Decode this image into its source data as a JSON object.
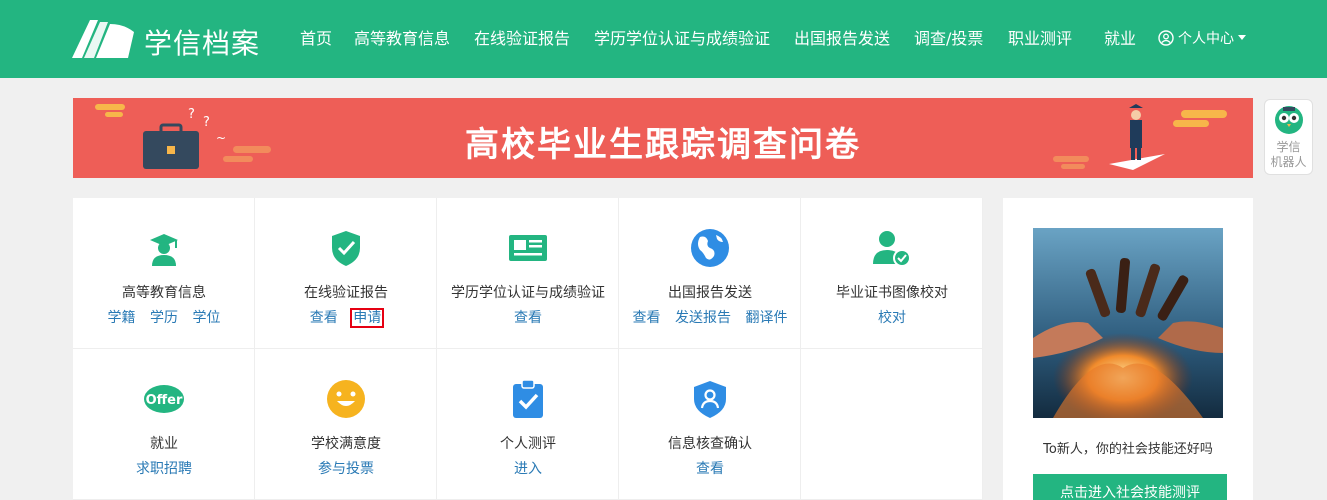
{
  "header": {
    "brand": "学信档案",
    "nav": [
      {
        "label": "首页"
      },
      {
        "label": "高等教育信息"
      },
      {
        "label": "在线验证报告"
      },
      {
        "label": "学历学位认证与成绩验证"
      },
      {
        "label": "出国报告发送"
      },
      {
        "label": "调查/投票"
      },
      {
        "label": "职业测评"
      },
      {
        "label": "就业"
      }
    ],
    "user_menu": "个人中心"
  },
  "banner": {
    "title": "高校毕业生跟踪调查问卷"
  },
  "robot": {
    "label_line1": "学信",
    "label_line2": "机器人"
  },
  "services": [
    {
      "title": "高等教育信息",
      "icon": "graduate-icon",
      "links": [
        "学籍",
        "学历",
        "学位"
      ]
    },
    {
      "title": "在线验证报告",
      "icon": "shield-check-icon",
      "links": [
        "查看",
        "申请"
      ]
    },
    {
      "title": "学历学位认证与成绩验证",
      "icon": "id-card-icon",
      "links": [
        "查看"
      ]
    },
    {
      "title": "出国报告发送",
      "icon": "globe-icon",
      "links": [
        "查看",
        "发送报告",
        "翻译件"
      ]
    },
    {
      "title": "毕业证书图像校对",
      "icon": "user-check-icon",
      "links": [
        "校对"
      ]
    },
    {
      "title": "就业",
      "icon": "offer-icon",
      "icon_text": "Offer",
      "links": [
        "求职招聘"
      ]
    },
    {
      "title": "学校满意度",
      "icon": "smile-icon",
      "links": [
        "参与投票"
      ]
    },
    {
      "title": "个人测评",
      "icon": "clipboard-check-icon",
      "links": [
        "进入"
      ]
    },
    {
      "title": "信息核查确认",
      "icon": "user-shield-icon",
      "links": [
        "查看"
      ]
    }
  ],
  "side": {
    "caption": "To新人，你的社会技能还好吗",
    "button": "点击进入社会技能测评"
  },
  "colors": {
    "brand_green": "#23b581",
    "banner_red": "#ee5e57",
    "link_blue": "#2a7ab5",
    "highlight_red": "#e60012"
  }
}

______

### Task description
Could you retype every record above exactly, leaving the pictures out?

### Problem solution
Decode this image into its source data as a JSON object.
{
  "header": {
    "brand": "学信档案",
    "nav": [
      {
        "label": "首页"
      },
      {
        "label": "高等教育信息"
      },
      {
        "label": "在线验证报告"
      },
      {
        "label": "学历学位认证与成绩验证"
      },
      {
        "label": "出国报告发送"
      },
      {
        "label": "调查/投票"
      },
      {
        "label": "职业测评"
      },
      {
        "label": "就业"
      }
    ],
    "user_menu": "个人中心"
  },
  "banner": {
    "title": "高校毕业生跟踪调查问卷"
  },
  "robot": {
    "label_line1": "学信",
    "label_line2": "机器人"
  },
  "services": [
    {
      "title": "高等教育信息",
      "icon": "graduate-icon",
      "links": [
        "学籍",
        "学历",
        "学位"
      ]
    },
    {
      "title": "在线验证报告",
      "icon": "shield-check-icon",
      "links": [
        "查看",
        "申请"
      ]
    },
    {
      "title": "学历学位认证与成绩验证",
      "icon": "id-card-icon",
      "links": [
        "查看"
      ]
    },
    {
      "title": "出国报告发送",
      "icon": "globe-icon",
      "links": [
        "查看",
        "发送报告",
        "翻译件"
      ]
    },
    {
      "title": "毕业证书图像校对",
      "icon": "user-check-icon",
      "links": [
        "校对"
      ]
    },
    {
      "title": "就业",
      "icon": "offer-icon",
      "icon_text": "Offer",
      "links": [
        "求职招聘"
      ]
    },
    {
      "title": "学校满意度",
      "icon": "smile-icon",
      "links": [
        "参与投票"
      ]
    },
    {
      "title": "个人测评",
      "icon": "clipboard-check-icon",
      "links": [
        "进入"
      ]
    },
    {
      "title": "信息核查确认",
      "icon": "user-shield-icon",
      "links": [
        "查看"
      ]
    }
  ],
  "side": {
    "caption": "To新人，你的社会技能还好吗",
    "button": "点击进入社会技能测评"
  },
  "colors": {
    "brand_green": "#23b581",
    "banner_red": "#ee5e57",
    "link_blue": "#2a7ab5",
    "highlight_red": "#e60012"
  }
}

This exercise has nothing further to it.